"Alas!" replied Brotteaux, "the doves flock to the bright new dovecote and light no more on the ruined tower." "You have not changed.... Good-bye, dear friend, till we meet again." The same evening the dragoon Henry, paying a visit uninvited at Madame de Rochemaure's, found her in the act of sealing a letter on which he read the address of the citoyen Rauline at Vernon.
"This letter," resumed Guénot, "emanates from a ci-devant called Rochemaure, a woman of gallantry, at whose house they played biribi, and is addressed to one citoyen Rauline; but is really for an émigré in the service of Pitt.

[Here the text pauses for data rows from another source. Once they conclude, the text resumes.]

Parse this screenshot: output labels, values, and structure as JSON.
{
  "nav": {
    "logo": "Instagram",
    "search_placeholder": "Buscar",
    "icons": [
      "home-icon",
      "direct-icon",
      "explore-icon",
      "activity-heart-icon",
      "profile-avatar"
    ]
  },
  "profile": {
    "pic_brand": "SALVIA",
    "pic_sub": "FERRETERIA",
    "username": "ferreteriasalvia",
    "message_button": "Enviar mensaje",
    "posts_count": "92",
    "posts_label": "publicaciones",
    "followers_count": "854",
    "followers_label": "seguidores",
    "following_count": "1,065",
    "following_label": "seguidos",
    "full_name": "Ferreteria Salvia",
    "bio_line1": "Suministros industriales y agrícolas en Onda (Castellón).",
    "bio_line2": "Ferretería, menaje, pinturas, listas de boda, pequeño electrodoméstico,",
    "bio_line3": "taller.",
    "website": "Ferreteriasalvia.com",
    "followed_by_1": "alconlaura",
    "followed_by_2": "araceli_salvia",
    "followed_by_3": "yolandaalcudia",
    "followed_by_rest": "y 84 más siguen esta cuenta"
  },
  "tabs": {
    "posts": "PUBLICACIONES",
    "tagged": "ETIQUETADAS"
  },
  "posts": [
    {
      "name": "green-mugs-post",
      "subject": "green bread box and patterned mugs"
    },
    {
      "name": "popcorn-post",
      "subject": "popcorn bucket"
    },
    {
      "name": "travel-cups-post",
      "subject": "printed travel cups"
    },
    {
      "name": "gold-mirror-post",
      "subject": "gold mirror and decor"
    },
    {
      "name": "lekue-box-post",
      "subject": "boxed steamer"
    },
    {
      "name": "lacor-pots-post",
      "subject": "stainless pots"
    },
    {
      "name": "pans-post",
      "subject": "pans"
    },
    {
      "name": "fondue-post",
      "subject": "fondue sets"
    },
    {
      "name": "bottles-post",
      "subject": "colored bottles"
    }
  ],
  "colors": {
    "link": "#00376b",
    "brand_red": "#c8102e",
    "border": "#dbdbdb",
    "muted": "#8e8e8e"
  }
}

I have brought it with me to communicate to you the portion relating to this man des Ilettes." He drew the letter from his pocket.
When he reached the street, he opened the letter addressed to the citoyen Rauline and read it with absorbed attention. Indeed it drew a curious picture of the state of public feeling in France. It spoke of the Queen, of the actress Rose Thévenin, of the Revolutionary Tribunal and a host of confidential remarks emanating from that worthy, Brotteaux des Ilettes, were repeated in it.
The letter, he knew, was for England. Rauline used to receive Madame de Rochemaure's communications by a postilion of the posting-service and send them on to Dieppe by the hands of a fishwife.